The MITL report, handed over to McMaster in January 2016 remains a secret document, and TLC's numerous requests for a copy of the report were turned down by McMaster top administrators.

Why? We have no idea.

Last week TLC filed an appeal to the Ontario Privacy Commissioner since McMaster has rejected TLC's Freedom of Information request for the information.

Here's the full media release sent out today:

McMaster Rejects Freedom Of Information Request

Community Transportation Group appeals to privacy commissioner 

It’s a report about transportation on campus. The report was initiated five-years ago after a letter from TLC Hamilton to the university resulted in a meeting and an agreement by McMaster to have the renowned McMaster Institute on Transportation and Logistics, invited to the process by TLC, undertake the research to prepare a report.

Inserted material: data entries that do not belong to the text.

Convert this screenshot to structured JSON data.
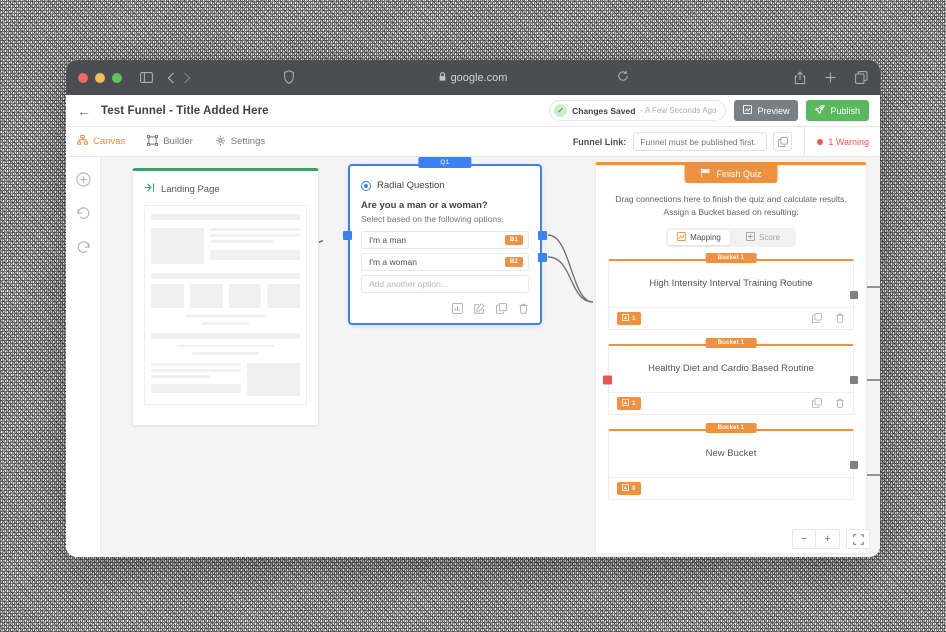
{
  "browser": {
    "url": "google.com",
    "lock_icon": "lock-icon",
    "traffic_lights": [
      "close-red",
      "minimize-yellow",
      "zoom-green"
    ],
    "icons": [
      "sidebar-toggle-icon",
      "back-arrow-icon",
      "forward-arrow-icon",
      "shield-icon",
      "reload-icon",
      "share-icon",
      "new-tab-icon",
      "tab-overview-icon"
    ]
  },
  "header": {
    "back_label": "←",
    "title": "Test Funnel - Title Added Here",
    "saved_label": "Changes Saved",
    "saved_time": "- A Few Seconds Ago",
    "preview_label": "Preview",
    "publish_label": "Publish"
  },
  "tabs": {
    "items": [
      {
        "label": "Canvas",
        "icon": "canvas-icon",
        "active": true
      },
      {
        "label": "Builder",
        "icon": "builder-icon",
        "active": false
      },
      {
        "label": "Settings",
        "icon": "gear-icon",
        "active": false
      }
    ],
    "funnel_link_label": "Funnel Link:",
    "funnel_link_value": "",
    "funnel_link_placeholder": "Funnel must be published first.",
    "copy_icon": "copy-icon",
    "warning_label": "1 Warning"
  },
  "rail": {
    "items": [
      {
        "name": "add-node-button",
        "icon": "plus-circle-icon"
      },
      {
        "name": "undo-button",
        "icon": "undo-icon"
      },
      {
        "name": "redo-button",
        "icon": "redo-icon"
      }
    ]
  },
  "landing_page": {
    "title": "Landing Page",
    "icon": "enter-arrow-icon",
    "accent": "#38a169"
  },
  "question_card": {
    "tab_label": "Q1",
    "type_label": "Radial Question",
    "question_text": "Are you a man or a woman?",
    "sub_text": "Select based on the following options:",
    "options": [
      {
        "text": "I'm a man",
        "bucket_tag": "B1"
      },
      {
        "text": "I'm a woman",
        "bucket_tag": "B2"
      }
    ],
    "add_option_placeholder": "Add another option...",
    "actions": [
      {
        "name": "insert-chart-button",
        "icon": "chart-icon"
      },
      {
        "name": "edit-button",
        "icon": "pencil-square-icon"
      },
      {
        "name": "duplicate-button",
        "icon": "copy-icon"
      },
      {
        "name": "delete-button",
        "icon": "trash-icon"
      }
    ],
    "accent": "#3b82f6"
  },
  "finish_quiz": {
    "tab_label": "Finish Quiz",
    "tab_icon": "flag-icon",
    "description_line1": "Drag connections here to finish the quiz and calculate results.",
    "description_line2": "Assign a Bucket based on resulting:",
    "modes": [
      {
        "label": "Mapping",
        "icon": "mapping-icon",
        "active": true
      },
      {
        "label": "Score",
        "icon": "score-icon",
        "active": false
      }
    ],
    "accent": "#f0913f",
    "buckets": [
      {
        "tag": "Bucket 1",
        "name": "High Intensity Interval Training Routine",
        "count": "1"
      },
      {
        "tag": "Bucket 1",
        "name": "Healthy Diet and Cardio Based Routine",
        "count": "1"
      },
      {
        "tag": "Bucket 1",
        "name": "New Bucket",
        "count": "0"
      }
    ],
    "bucket_actions": [
      {
        "name": "duplicate-bucket-button",
        "icon": "copy-icon"
      },
      {
        "name": "delete-bucket-button",
        "icon": "trash-icon"
      }
    ]
  },
  "zoom_controls": {
    "zoom_out": "−",
    "zoom_in": "+",
    "fit_icon": "fit-screen-icon"
  }
}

The subsequent Transportation Demand Management report was completed almost two years ago (January 2016), yet McMaster refuses to release the report to TLC Hamilton, first by ignoring numerous requests, then by rejecting the group’s Freedom of Information request.

TLC has filed an appeal of the decision to the

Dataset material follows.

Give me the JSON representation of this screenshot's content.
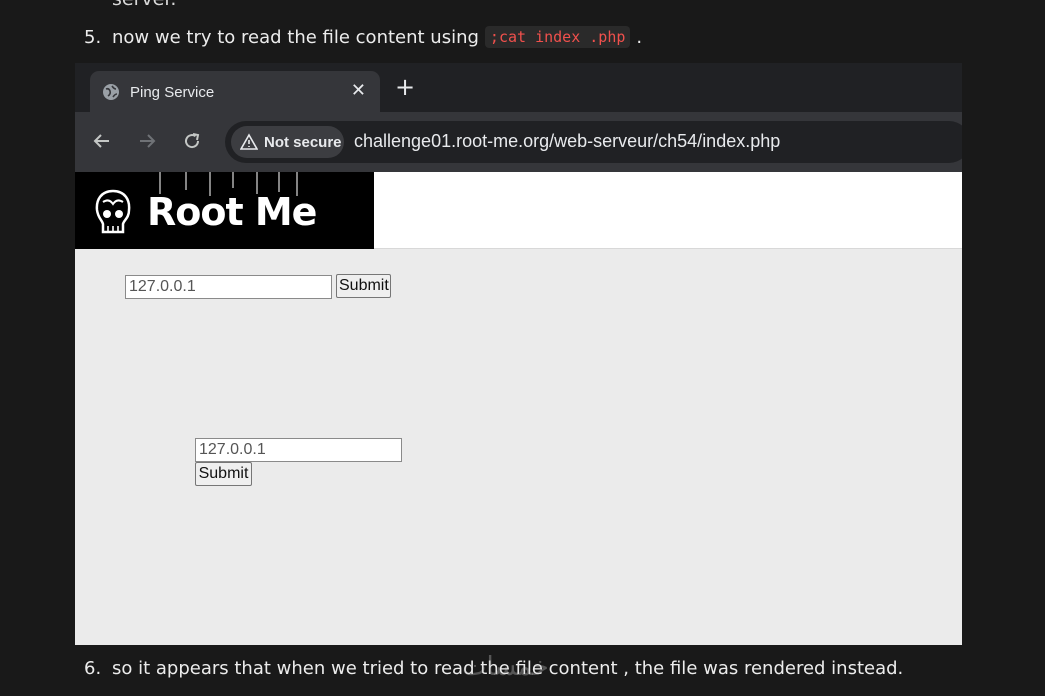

Information and Privacy Commissioner of Ontario

For TLC Hamilton the issue has become more about McMaster’s refusal to share information that they - even if they didn’t agree with the report’s findings - have no real reason to keep secret.

The principle of making McMaster research available to community partners shows up in every corner of the university’s guiding documents and policies, yet data about how many people park on campus lots or use various modes to commute to campus are somehow deemed off-limits?

TLC Hamilton believes McMaster’s obstruction goes counter to values TLC found with MITL Director Pavlos Kanaroglou, “a good friend of Hamilton.” A McMaster scholarship in Kanaroglou’s memory (he passed away in 2016) acknowledges his “commitment to both scholarship and citizenry” which TLC members felt defined their working relationship with Kanaroglou and the report author at MITL.

TLC Hamilton members are left trying to understand why the university is acting counter to these principles of collaboration and transparency.

QUOTE: “If the McMaster administration didn’t like the report findings, they could release it with that comment; instead they are violating the spirit of free enquiry and knowledge-sharing by blocking us from accessing the report, and forcing us deeper into the FOI process,” says TLC Spokesperson Randy Kay. “It’s an insult to the people who were involved in collaborating on the TDM report as well as the larger engaged Hamilton community.”